Although Carl Linnaeus passed way in 1778, the life and methods of this Prince of Botanists continues to inspire taxonomy. A visit to Uppsala Hammarby in Sweden, is an eye opener regarding his life and science. Linnaeus surrounded himself with “curios and curious” students. Though he seldom travelled abroad, he profusely networked with his peers which helped him to test and experiment his philosophies and also expand his understanding of the natural world. His Uppsala manor is still adorned with illustrations which continues to surprise botanists and naturalists alike. He and his family lived in the Hammarby with dead fishes and live monkeys. He raised many plants in his Hammarby garden and grove, some of whose later generations are still there. His Herbationes Upsalienses is probably one of the first recorded example of “citizen science” through which he not only inspired many young talents to pursue it as a career but also advance taxonomy. “Citizen science” can help Indian taxonomy to open up and trigger this image rich discipline.
Technical Report
Full-text available
Nous bénéficions maintenant de plusieurs retours d'expériences de translocation de la Tortue d'Hermann en France. Avec toutes les précautions sanitaires et génétiques (cf. Lignes directrices de l'IUCN) qui s'imposent, les précédents résultats ont montré que la translocation est pertinente et qu'elle fournit des outils pour les décideurs politiques afin d'enrayer le déclin de l'espèce. Une expérimentation couronnée de succès a même laissé entrevoir la possibilité de réaliser des renforcements de population à l'aide de juvéniles.
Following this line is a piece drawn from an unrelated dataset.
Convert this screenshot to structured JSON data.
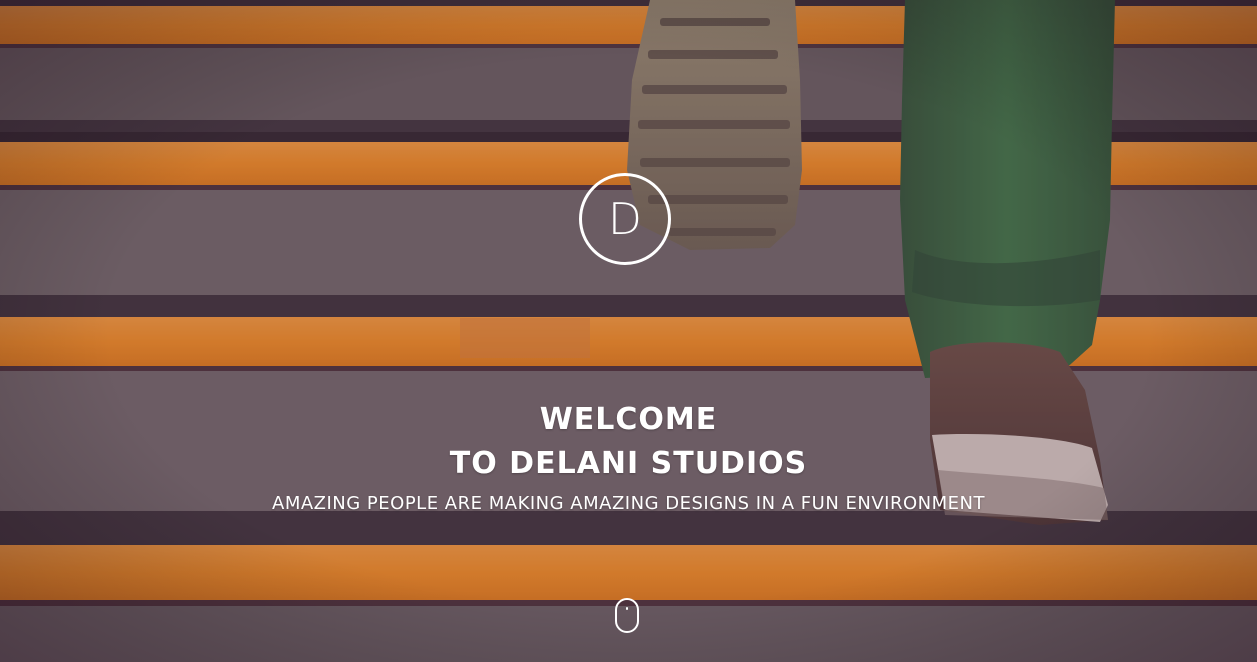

La présente étude de faisabilité cible les populations de Tortue d'Hermann à restaurer suite aux incendies qui ont sévi dans le Var. Elle vise à définir les sites "d'accueil" les plus adéquats via une analyse qualitative basée sur la connaissance des lieux, l’expérience et la capacité de jugement de l’évaluateur. Le support des autorités locales, la maîtrise foncière du site et l'accord des propriétaires et/ou gestionnaires étant une étape primordiale, nous avons pu depuis l'année 2020 concerté avec les acteurs gestionnaires et propriétaires. Les précédents REX, l'évaluation des risques et l'étude de faisabilité confirment ici que cette translocation expérimentale est réalisable. Cinq sites ont été qualifiés de « bon » pour une opération de renforcement de population dont un qui s'avère faire l'unanimité après concertation. Nous avons également définis les modalités de sélection des individus, la stratégie de relâcher et les critères de suivi du succès/échec de l'opération.
As we celebrate the visionary genius of Carl Linnaeus, it is time to analyse how professional taxonomy interfaces with the rest of biology and beyond. Where next for Linnaeus's heirs, asks H. C. J. Godfray?
Carl von Linnés lefnadsminnen-tecknade af honom sjelf
  • A Ahnfelt
Ahnfelt, A. 1877. Carl von Linnés lefnadsminnen-tecknade af honom sjelf. Oscar L. Lamm, Stockholm.
Lachesis Lapponica, or a Tour in Lapland
  • C Linnaeus
Linnaeus, C. 1811. Lachesis Lapponica, or a Tour in Lapland [1732].
Wästgöta-resa, på riksens högloflige ständers befallning förrättadförrättadår 1746
  • C Linnaeus
Linnaeus, C. 1747. Wästgöta-resa, på riksens högloflige ständers befallning förrättadförrättadår 1746. Salvius, Stockholm.
1877 . Carl von Linnes lefnadsmin-nen-tecknade af honom sjelf
  • A Ahnfelt